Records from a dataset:
----

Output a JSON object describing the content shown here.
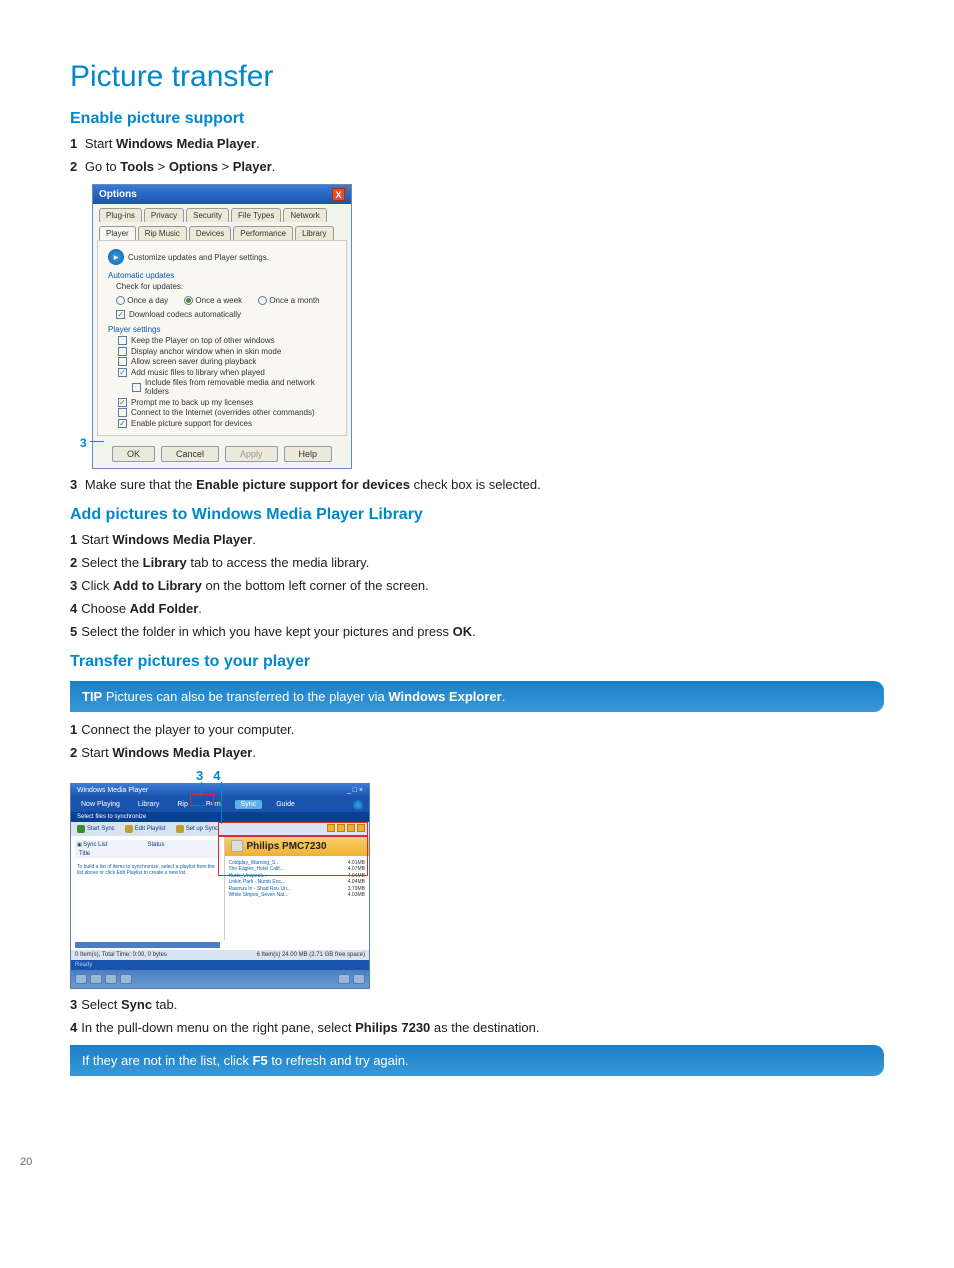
{
  "page_number": "20",
  "h1": "Picture transfer",
  "h2_enable": "Enable picture support",
  "h2_add": "Add pictures to Windows Media Player Library",
  "h2_transfer": "Transfer pictures to your player",
  "enable_steps": {
    "s1": {
      "num": "1",
      "pre": "Start ",
      "b": "Windows Media Player",
      "post": "."
    },
    "s2": {
      "num": "2",
      "pre": "Go to ",
      "b1": "Tools",
      "gt1": " > ",
      "b2": "Options",
      "gt2": " > ",
      "b3": "Player",
      "post": "."
    },
    "s3": {
      "num": "3",
      "pre": "Make sure that the ",
      "b": "Enable picture support for devices",
      "post": " check box is selected."
    },
    "marker3": "3"
  },
  "dialog": {
    "title": "Options",
    "close_x": "X",
    "tabs_row1": [
      "Plug-ins",
      "Privacy",
      "Security",
      "File Types",
      "Network"
    ],
    "tabs_row2": [
      "Player",
      "Rip Music",
      "Devices",
      "Performance",
      "Library"
    ],
    "banner": "Customize updates and Player settings.",
    "grp_auto": "Automatic updates",
    "check_for": "Check for updates:",
    "radios": [
      "Once a day",
      "Once a week",
      "Once a month"
    ],
    "dl_codecs": "Download codecs automatically",
    "grp_player": "Player settings",
    "opts": [
      "Keep the Player on top of other windows",
      "Display anchor window when in skin mode",
      "Allow screen saver during playback",
      "Add music files to library when played",
      "Include files from removable media and network folders",
      "Prompt me to back up my licenses",
      "Connect to the Internet (overrides other commands)",
      "Enable picture support for devices"
    ],
    "btn_ok": "OK",
    "btn_cancel": "Cancel",
    "btn_apply": "Apply",
    "btn_help": "Help"
  },
  "add_steps": {
    "s1": {
      "num": "1",
      "pre": "Start ",
      "b": "Windows Media Player",
      "post": "."
    },
    "s2": {
      "num": "2",
      "pre": "Select the ",
      "b": "Library",
      "post": " tab to access the media library."
    },
    "s3": {
      "num": "3",
      "pre": "Click ",
      "b": "Add to Library",
      "post": " on the bottom left corner of the screen."
    },
    "s4": {
      "num": "4",
      "pre": "Choose ",
      "b": "Add Folder",
      "post": "."
    },
    "s5": {
      "num": "5",
      "pre": "Select the folder in which you have kept your pictures and press ",
      "b": "OK",
      "post": "."
    }
  },
  "tip1": {
    "label": "TIP",
    "pre": " Pictures can also be transferred to the player via ",
    "b": "Windows Explorer",
    "post": "."
  },
  "tip2": {
    "pre": "If they are not in the list, click ",
    "b": "F5",
    "post": " to refresh and try again."
  },
  "transfer_steps": {
    "s1": {
      "num": "1",
      "pre": "Connect the player to your computer."
    },
    "s2": {
      "num": "2",
      "pre": "Start ",
      "b": "Windows Media Player",
      "post": "."
    },
    "s3": {
      "num": "3",
      "pre": "Select ",
      "b": "Sync",
      "post": " tab."
    },
    "s4": {
      "num": "4",
      "pre": "In the pull-down menu on the right pane, select ",
      "b": "Philips 7230",
      "post": " as the destination."
    },
    "m3": "3",
    "m4": "4"
  },
  "wmp": {
    "title": "Windows Media Player",
    "tabs": [
      "Now Playing",
      "Library",
      "Rip",
      "Burn",
      "Sync",
      "Guide"
    ],
    "bar": "Select files to synchronize",
    "tool": [
      "Start Sync",
      "Edit Playlist",
      "Set up Sync"
    ],
    "left_hdr": [
      "Sync List",
      "Status"
    ],
    "left_title": "Title",
    "left_msg": "To build a list of items to synchronize, select a playlist from the list above or click Edit Playlist to create a new list.",
    "right_hdr": "Philips PMC7230",
    "list": [
      [
        "Coldplay_Warning_S...",
        "4.01MB"
      ],
      [
        "The Eagles_Hotel Calif...",
        "4.07MB"
      ],
      [
        "Hurts_Unspeak...",
        "4.04MB"
      ],
      [
        "Linkin Park - Numb Enc...",
        "4.04MB"
      ],
      [
        "Rasmus In - Shad Rou Un...",
        "3.79MB"
      ],
      [
        "White Stripes_Seven Nat...",
        "4.03MB"
      ]
    ],
    "foot_left": "0 Item(s), Total Time: 0:00, 0 bytes",
    "foot_right": "6 Item(s) 24.00 MB (2.71 GB free space)",
    "ready": "Ready"
  }
}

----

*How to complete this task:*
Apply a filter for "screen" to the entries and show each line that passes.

*Answer box:*
      "Allow screen saver during playback",
      "post": " on the bottom left corner of the screen."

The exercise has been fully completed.